EU Dibbiopack Project on bioplastics draws to a close
The Dibbiopack Project saw 19 partners (SMEs, research centres and industries) from 10 countries, led by Aittip Technological Centre, and will present its final results at the CaixaForum Congress Centre in Zaragoza, Spain, today (February 24).
Seventh Framework Programme
The project, which first started in March 2012, is supported by the European Commission through the Seventh Framework Programme for Research and Technological Development with up to €5.7m, out of a total budget of €7.7m.
Research claims by 2019, 80% of bioplastics will be made in Asia and Europe cannot lag behind.
The project had two aims: First, to develop bio-based materials for the development of a range of containers or packages (such as films made by extrusion laminating, trays or lids developed by injection moulding and bottles performed through extrusion blow moulding technologies) while also improving the thermal, mechanical and barrier properties of these packages through nanotechnology and innovative coatings.
Secondly, to integrate different intelligent technologies or smart devices to provide more information about the products and the processes to the packaging value chain, increase safety and quality of the products throughout the supply chain and improve the shelf-life of the packaged products.
Flexible alternative processes
In both cases, the application of more flexible alternative processes and more environmentally sustainable and efficient technologies were considered.
The congress on February 24 will be split in two parts, one will be held at CaixaForum where the team will show its project results.
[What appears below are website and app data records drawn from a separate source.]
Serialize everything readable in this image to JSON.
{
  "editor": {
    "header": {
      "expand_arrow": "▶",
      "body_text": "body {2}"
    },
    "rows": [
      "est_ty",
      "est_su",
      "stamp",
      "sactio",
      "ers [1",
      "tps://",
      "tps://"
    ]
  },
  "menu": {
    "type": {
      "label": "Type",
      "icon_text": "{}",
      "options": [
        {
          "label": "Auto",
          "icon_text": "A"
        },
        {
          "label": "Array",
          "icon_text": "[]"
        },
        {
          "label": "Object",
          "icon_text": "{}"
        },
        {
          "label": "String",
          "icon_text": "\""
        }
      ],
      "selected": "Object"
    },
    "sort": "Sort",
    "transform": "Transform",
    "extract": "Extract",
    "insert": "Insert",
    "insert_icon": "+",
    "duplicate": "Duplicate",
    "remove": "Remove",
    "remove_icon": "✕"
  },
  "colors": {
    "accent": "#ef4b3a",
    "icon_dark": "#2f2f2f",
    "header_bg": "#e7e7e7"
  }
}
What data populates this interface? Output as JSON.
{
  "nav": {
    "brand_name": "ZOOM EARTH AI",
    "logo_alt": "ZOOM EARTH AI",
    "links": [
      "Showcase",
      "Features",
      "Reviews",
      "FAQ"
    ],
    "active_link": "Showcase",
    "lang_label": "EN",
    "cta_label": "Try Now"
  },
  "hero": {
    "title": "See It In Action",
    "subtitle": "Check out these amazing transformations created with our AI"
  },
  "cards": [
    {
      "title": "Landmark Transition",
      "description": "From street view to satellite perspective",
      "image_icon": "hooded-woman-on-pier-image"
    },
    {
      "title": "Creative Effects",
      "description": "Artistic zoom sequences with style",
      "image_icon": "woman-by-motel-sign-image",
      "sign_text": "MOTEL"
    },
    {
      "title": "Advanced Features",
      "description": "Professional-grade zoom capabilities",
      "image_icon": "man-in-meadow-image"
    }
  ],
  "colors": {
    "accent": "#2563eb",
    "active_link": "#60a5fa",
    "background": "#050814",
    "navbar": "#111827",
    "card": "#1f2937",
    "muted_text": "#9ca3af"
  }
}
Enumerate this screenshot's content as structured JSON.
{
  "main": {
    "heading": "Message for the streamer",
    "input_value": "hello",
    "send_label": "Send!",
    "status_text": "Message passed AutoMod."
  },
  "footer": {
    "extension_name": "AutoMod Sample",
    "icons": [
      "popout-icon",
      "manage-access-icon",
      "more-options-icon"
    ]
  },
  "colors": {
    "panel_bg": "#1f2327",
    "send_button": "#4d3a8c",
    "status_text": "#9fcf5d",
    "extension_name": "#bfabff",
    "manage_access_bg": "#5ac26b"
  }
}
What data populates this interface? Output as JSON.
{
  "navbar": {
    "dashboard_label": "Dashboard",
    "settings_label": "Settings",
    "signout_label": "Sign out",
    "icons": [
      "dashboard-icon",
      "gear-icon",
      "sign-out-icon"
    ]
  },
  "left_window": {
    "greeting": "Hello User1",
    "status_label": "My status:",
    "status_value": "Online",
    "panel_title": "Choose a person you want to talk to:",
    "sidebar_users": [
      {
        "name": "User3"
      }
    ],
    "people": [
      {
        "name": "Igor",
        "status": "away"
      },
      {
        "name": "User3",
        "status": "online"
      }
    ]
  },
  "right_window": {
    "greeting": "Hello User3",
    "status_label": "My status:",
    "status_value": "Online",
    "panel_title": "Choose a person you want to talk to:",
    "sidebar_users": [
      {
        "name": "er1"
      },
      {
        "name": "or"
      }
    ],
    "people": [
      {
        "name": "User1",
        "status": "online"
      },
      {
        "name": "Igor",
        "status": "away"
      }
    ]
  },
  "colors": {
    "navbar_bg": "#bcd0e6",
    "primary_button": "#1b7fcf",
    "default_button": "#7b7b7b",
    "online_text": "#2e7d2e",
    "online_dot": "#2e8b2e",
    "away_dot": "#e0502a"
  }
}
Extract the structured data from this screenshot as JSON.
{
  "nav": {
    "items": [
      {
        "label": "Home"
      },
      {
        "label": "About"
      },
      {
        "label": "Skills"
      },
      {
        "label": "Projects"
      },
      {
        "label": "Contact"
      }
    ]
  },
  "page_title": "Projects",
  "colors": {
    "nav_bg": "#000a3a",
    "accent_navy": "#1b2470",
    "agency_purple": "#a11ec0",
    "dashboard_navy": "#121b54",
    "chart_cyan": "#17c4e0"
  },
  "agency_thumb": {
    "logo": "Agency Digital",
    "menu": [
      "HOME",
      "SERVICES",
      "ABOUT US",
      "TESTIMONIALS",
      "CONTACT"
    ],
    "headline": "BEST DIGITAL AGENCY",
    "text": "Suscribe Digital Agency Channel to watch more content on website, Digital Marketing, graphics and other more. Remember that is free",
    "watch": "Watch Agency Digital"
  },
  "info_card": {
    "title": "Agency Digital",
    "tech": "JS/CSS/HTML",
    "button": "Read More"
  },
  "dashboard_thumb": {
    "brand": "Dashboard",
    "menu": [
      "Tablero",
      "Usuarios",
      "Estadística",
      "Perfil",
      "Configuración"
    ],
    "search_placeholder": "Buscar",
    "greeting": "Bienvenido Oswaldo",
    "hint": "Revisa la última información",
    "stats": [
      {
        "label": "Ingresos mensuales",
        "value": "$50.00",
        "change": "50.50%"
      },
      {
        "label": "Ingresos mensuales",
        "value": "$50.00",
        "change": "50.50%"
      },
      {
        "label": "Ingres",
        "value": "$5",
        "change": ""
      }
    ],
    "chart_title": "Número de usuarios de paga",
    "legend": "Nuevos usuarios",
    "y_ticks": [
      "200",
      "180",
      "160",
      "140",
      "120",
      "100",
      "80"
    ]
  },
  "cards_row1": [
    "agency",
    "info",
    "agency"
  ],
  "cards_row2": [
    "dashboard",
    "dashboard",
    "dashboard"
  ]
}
In the afternoon it will organise a visit to Aitiip facilities to see the pilot plant and demonstrations.
“Dibbiopack´s objective is the development of multifunctional types of packaging, (bio-based, compostable and biodegradable) with relevant applications in the food, cosmetics and pharmaceutical industries,” a spokesman said.
“The Dibbiopack Project has made big strides into the development of bioplastics, a sector with many environmental, technological, market and regulatory challenges but poised to grow by at least 20% a year over the next few years.
“This could mean an opportunity for growth and job creation in Europe while providing definite solutions to problems such as waste management.”
The project includes the design, development, optimisation and manufacturing of multifunctional smart packages, assuring compliance of environmental requirements through LCA and LCC analysis, managing nanotechnology risk through the whole packaging value chain and end user evaluation in the cosmetic, pharmaceutical and food industry sectors.
The project results will boost the European Packaging Industry to a higher level.
The Dibbiopack Project has enabled the formulation and manufacture of:
- Compostable and biodegradable materials with enhanced properties and perfectly adapted to an industrial use.
- Bio-based and biodegradable films with antimicrobial or enhanced barrier properties.
- Bottles of biodegradable and compostable material for pharmaceutical use with external biodegradable labels and with an oxygen- absorbing effect on the cap, and its ensuing sealing effect, as well as a minimum weight.
- Packaging for cosmetics with biodegradable labels that can be either on the inside (antimicrobial effect) or the outside (for information or decoration purposes.)
Food trays for processed food in an oxygen-free atmosphere. Made from biodegradable and compostable materials, with biodegradable labels and having an antimicrobial effect on the inside. Furthermore, they have an integrated oxygen sensor in the RFID tag that provides the user with full details on content and its condition.